## What you should do
Give back the full set of entries exactly, keeping each line intact.

***** Given records

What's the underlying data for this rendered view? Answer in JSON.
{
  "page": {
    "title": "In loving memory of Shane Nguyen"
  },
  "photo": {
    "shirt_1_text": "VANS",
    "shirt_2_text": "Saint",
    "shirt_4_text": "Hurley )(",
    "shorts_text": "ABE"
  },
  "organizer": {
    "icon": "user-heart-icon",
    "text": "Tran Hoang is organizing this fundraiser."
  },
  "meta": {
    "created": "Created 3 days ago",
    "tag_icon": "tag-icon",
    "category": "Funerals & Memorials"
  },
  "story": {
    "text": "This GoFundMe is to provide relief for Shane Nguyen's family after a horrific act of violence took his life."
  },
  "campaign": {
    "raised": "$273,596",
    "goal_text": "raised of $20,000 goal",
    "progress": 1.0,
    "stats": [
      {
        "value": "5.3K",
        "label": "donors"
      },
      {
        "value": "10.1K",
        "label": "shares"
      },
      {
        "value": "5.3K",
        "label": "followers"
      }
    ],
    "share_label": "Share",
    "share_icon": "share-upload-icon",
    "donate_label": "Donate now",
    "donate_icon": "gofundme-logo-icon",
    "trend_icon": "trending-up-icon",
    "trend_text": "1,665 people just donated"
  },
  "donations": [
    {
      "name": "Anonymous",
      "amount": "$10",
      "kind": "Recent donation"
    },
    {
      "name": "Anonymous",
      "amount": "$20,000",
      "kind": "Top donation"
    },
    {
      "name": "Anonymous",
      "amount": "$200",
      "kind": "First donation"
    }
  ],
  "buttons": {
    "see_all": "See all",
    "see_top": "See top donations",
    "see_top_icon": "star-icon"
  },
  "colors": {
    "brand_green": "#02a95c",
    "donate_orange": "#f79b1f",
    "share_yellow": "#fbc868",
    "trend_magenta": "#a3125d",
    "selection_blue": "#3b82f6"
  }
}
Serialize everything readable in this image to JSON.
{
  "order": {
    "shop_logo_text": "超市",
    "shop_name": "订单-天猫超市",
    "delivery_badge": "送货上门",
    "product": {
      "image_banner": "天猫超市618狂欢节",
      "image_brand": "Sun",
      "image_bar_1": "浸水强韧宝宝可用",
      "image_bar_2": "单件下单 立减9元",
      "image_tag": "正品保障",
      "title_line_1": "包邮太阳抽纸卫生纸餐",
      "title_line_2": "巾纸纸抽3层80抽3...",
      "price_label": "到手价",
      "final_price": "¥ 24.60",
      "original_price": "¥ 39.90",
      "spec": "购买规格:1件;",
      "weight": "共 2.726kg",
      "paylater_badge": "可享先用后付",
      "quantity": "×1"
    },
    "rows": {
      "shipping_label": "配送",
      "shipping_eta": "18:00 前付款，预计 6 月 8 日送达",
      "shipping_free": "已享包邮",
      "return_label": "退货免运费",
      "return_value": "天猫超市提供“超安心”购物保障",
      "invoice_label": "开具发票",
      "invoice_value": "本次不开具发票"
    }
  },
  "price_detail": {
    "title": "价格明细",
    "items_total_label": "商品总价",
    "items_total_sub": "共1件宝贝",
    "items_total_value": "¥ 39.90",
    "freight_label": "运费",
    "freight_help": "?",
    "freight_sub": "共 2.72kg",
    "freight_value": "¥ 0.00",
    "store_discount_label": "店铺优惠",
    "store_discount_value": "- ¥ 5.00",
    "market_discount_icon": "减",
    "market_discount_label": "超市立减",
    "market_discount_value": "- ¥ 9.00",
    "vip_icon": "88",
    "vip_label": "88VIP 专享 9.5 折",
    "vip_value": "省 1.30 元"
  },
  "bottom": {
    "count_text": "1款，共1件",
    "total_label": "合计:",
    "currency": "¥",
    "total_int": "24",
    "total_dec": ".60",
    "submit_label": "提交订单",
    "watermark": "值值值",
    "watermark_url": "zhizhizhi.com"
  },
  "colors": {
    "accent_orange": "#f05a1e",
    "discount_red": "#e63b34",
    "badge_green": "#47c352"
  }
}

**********

## Your response
What's the underlying data for this rendered view? Answer in JSON.
{
  "page": {
    "title": "In loving memory of Shane Nguyen"
  },
  "photo": {
    "shirt_1_text": "VANS",
    "shirt_2_text": "Saint",
    "shirt_4_text": "Hurley )(",
    "shorts_text": "ABE"
  },
  "organizer": {
    "icon": "user-heart-icon",
    "text": "Tran Hoang is organizing this fundraiser."
  },
  "meta": {
    "created": "Created 3 days ago",
    "tag_icon": "tag-icon",
    "category": "Funerals & Memorials"
  },
  "story": {
    "text": "This GoFundMe is to provide relief for Shane Nguyen's family after a horrific act of violence took his life."
  },
  "campaign": {
    "raised": "$273,596",
    "goal_text": "raised of $20,000 goal",
    "progress": 1.0,
    "stats": [
      {
        "value": "5.3K",
        "label": "donors"
      },
      {
        "value": "10.1K",
        "label": "shares"
      },
      {
        "value": "5.3K",
        "label": "followers"
      }
    ],
    "share_label": "Share",
    "share_icon": "share-upload-icon",
    "donate_label": "Donate now",
    "donate_icon": "gofundme-logo-icon",
    "trend_icon": "trending-up-icon",
    "trend_text": "1,665 people just donated"
  },
  "donations": [
    {
      "name": "Anonymous",
      "amount": "$10",
      "kind": "Recent donation"
    },
    {
      "name": "Anonymous",
      "amount": "$20,000",
      "kind": "Top donation"
    },
    {
      "name": "Anonymous",
      "amount": "$200",
      "kind": "First donation"
    }
  ],
  "buttons": {
    "see_all": "See all",
    "see_top": "See top donations",
    "see_top_icon": "star-icon"
  },
  "colors": {
    "brand_green": "#02a95c",
    "donate_orange": "#f79b1f",
    "share_yellow": "#fbc868",
    "trend_magenta": "#a3125d",
    "selection_blue": "#3b82f6"
  }
}
Serialize everything readable in this image to JSON.
{
  "order": {
    "shop_logo_text": "超市",
    "shop_name": "订单-天猫超市",
    "delivery_badge": "送货上门",
    "product": {
      "image_banner": "天猫超市618狂欢节",
      "image_brand": "Sun",
      "image_bar_1": "浸水强韧宝宝可用",
      "image_bar_2": "单件下单 立减9元",
      "image_tag": "正品保障",
      "title_line_1": "包邮太阳抽纸卫生纸餐",
      "title_line_2": "巾纸纸抽3层80抽3...",
      "price_label": "到手价",
      "final_price": "¥ 24.60",
      "original_price": "¥ 39.90",
      "spec": "购买规格:1件;",
      "weight": "共 2.726kg",
      "paylater_badge": "可享先用后付",
      "quantity": "×1"
    },
    "rows": {
      "shipping_label": "配送",
      "shipping_eta": "18:00 前付款，预计 6 月 8 日送达",
      "shipping_free": "已享包邮",
      "return_label": "退货免运费",
      "return_value": "天猫超市提供“超安心”购物保障",
      "invoice_label": "开具发票",
      "invoice_value": "本次不开具发票"
    }
  },
  "price_detail": {
    "title": "价格明细",
    "items_total_label": "商品总价",
    "items_total_sub": "共1件宝贝",
    "items_total_value": "¥ 39.90",
    "freight_label": "运费",
    "freight_help": "?",
    "freight_sub": "共 2.72kg",
    "freight_value": "¥ 0.00",
    "store_discount_label": "店铺优惠",
    "store_discount_value": "- ¥ 5.00",
    "market_discount_icon": "减",
    "market_discount_label": "超市立减",
    "market_discount_value": "- ¥ 9.00",
    "vip_icon": "88",
    "vip_label": "88VIP 专享 9.5 折",
    "vip_value": "省 1.30 元"
  },
  "bottom": {
    "count_text": "1款，共1件",
    "total_label": "合计:",
    "currency": "¥",
    "total_int": "24",
    "total_dec": ".60",
    "submit_label": "提交订单",
    "watermark": "值值值",
    "watermark_url": "zhizhizhi.com"
  },
  "colors": {
    "accent_orange": "#f05a1e",
    "discount_red": "#e63b34",
    "badge_green": "#47c352"
  }
}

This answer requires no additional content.